Are you just getting by or are you getting better? Get started today!

Author Bio

Ruthann Lacey is an alumna of Trinity College and Emory University School of Law, is licensed to practice law in the State of Georgia and Washington, D.C., and is a Certified Elder Law Attorney. Her practice concentrates on planning for the unique and complex concerns of the elder population, and of children and adults with special needs. Ruthann is a member of the National Academy of Elder Law Attorneys (NAELA), the Special Needs Alliance, a charter member of the Council of Advanced Practitioners, and a member of the District of Columbia Bar, the Georgia Bar Association, and the Atlanta Bar Association. Ruthann has been selected as a “Super Lawyer” every year since 2006; was named one of the Top 50 Women Attorneys in Georgia in 2007, 2009, and 2010; and was included in the “Georgia Trend” selection of Georgia’s Top Attorneys in 2012, all based on surveys of her peers. Ms. Lacey has an AV rating in Martindale-Hubbell, and was included in the 2013 Martindale-Hubbell Bar Register of Preeminent Women Lawyers. Ruthann is past chair of the Elder Law Section of the Georgia Bar, serves on the Continuity of Law Practice Committee of the Georgia Bar, belongs to the Fiduciary Law Section of the Georgia Bar Association, and is a Life Fellow with the Lawyers Foundation of Georgia. She is a member of the Elder Law and Small Firm Sections of the Atlanta Bar Association. Ruthann belongs to the DeKalb Estate Planning Council, is a member of the board of Family Initiative Residences, Inc., and is actively involved with several volunteer and charitable organizations. She is a past Director of the National Elder Law Foundation. Ruthann is an active speaker on the local, state and national levels, to both professional and public groups and organizations. Recent engagements include serving as Program Chair for the fifteenth annual Institute of Continuing Legal Education in Georgia Special Needs Trust program; presenting at the 2015 Missouri NAELA Annual Elder Law Symposium; presenting at the 2015 Georgia Trial Lawyers Association Annual Convention; presenting with the ICLE Webinar Series; presenting at the 8th Annual Utah Elder Law, Estate Planning, and Medicaid Planning 2011 program; presenting at the 9th Annual Utah Elder Law, Estate Planning, and Medicaid Planning 2012 program; presenting at the Stetson University 2011 Special Needs Trusts - The National Conference; serving as a guest Professor of Law at John Marshall Law School; serving on the faculty of Southern Trust School; presenting at the NAELA Symposium and at NAELA Fundamentals Day; facilitating at the NAELA Advanced Practitioner’s Program; presenting to the Alabama Bar Institute for Continuing Legal Education; the Tennessee Bar Association; Medicaid Irrevocable Qualified Income Trust Training; The Coca-Cola Company; the Financial Planning Association; the Cobb County Bar Association Elder Law Section; Emory University's Senior University; Delta Employees Credit Union; the People’s Law School; the Atlanta Bar Association’s Legal Eagles CLE Series; the Atlanta Special Needs Trust Discussion Group; Georgia State University; the Joint Conference on Law and Aging; the Georgia Chapter of the Huntington’s Disease Society; Church groups; Civic groups; Alzheimer’s Support Groups; and AARP Chapters.

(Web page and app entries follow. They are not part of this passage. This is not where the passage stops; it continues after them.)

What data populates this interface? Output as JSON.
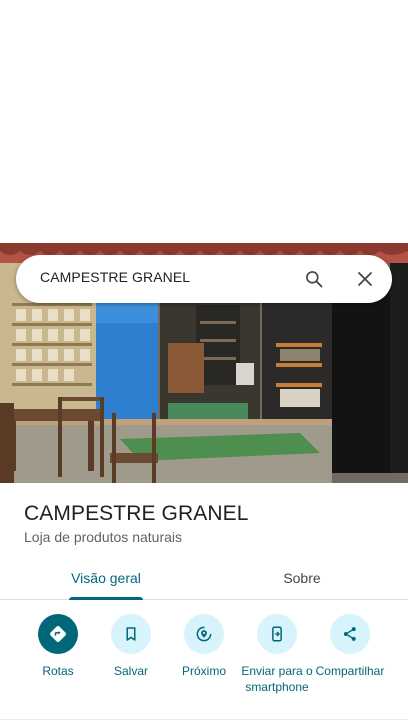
{
  "search": {
    "query": "CAMPESTRE GRANEL",
    "search_icon": "search-icon",
    "close_icon": "close-icon"
  },
  "place": {
    "name": "CAMPESTRE GRANEL",
    "category": "Loja de produtos naturais"
  },
  "tabs": [
    {
      "label": "Visão geral",
      "selected": true
    },
    {
      "label": "Sobre",
      "selected": false
    }
  ],
  "actions": [
    {
      "label": "Rotas",
      "icon": "directions-icon"
    },
    {
      "label": "Salvar",
      "icon": "bookmark-icon"
    },
    {
      "label": "Próximo",
      "icon": "nearby-icon"
    },
    {
      "label": "Enviar para o smartphone",
      "icon": "send-to-phone-icon"
    },
    {
      "label": "Compartilhar",
      "icon": "share-icon"
    }
  ],
  "colors": {
    "accent": "#00687a",
    "action_bg": "#d7f3fb"
  }
}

She also has been an Instructor of Estates, Trusts and Wills and Legal Research at the National Center for Paralegal Training, has drafted Elder Law legislation for submission to the Georgia General Assembly, and is an editor and published writer. Among other accomplishments, Ruthann has been published in the Georgia Bar Journal, Family Law Quarterly (a publication of the American Bar Association), Georgia Probate Notes, Exceptional Parent, Money Matters, Inside Money, Senior News, and NAELA News, edited the Medicaid chapters in A Will is Not Enough in Georgia, contributed to The Complete Idiot’s Guide to Long-Term Care Planning, and The CPA’s Guide to Long-Term Care Planning, has appeared as a guest on the Clark Howard Show, the Layman’s Lawyer, Money Matters, Inside Money, People to People, Professional Review, and Atlanta Issues, has been mentioned in Consumers Digest, has been cited in Elder Care and Nursing Home Litigation in Georgia, and has been quoted in The Wall Street Journal, The Atlanta Journal - Constitution, The Family Connection, and the American Bar Association Journal.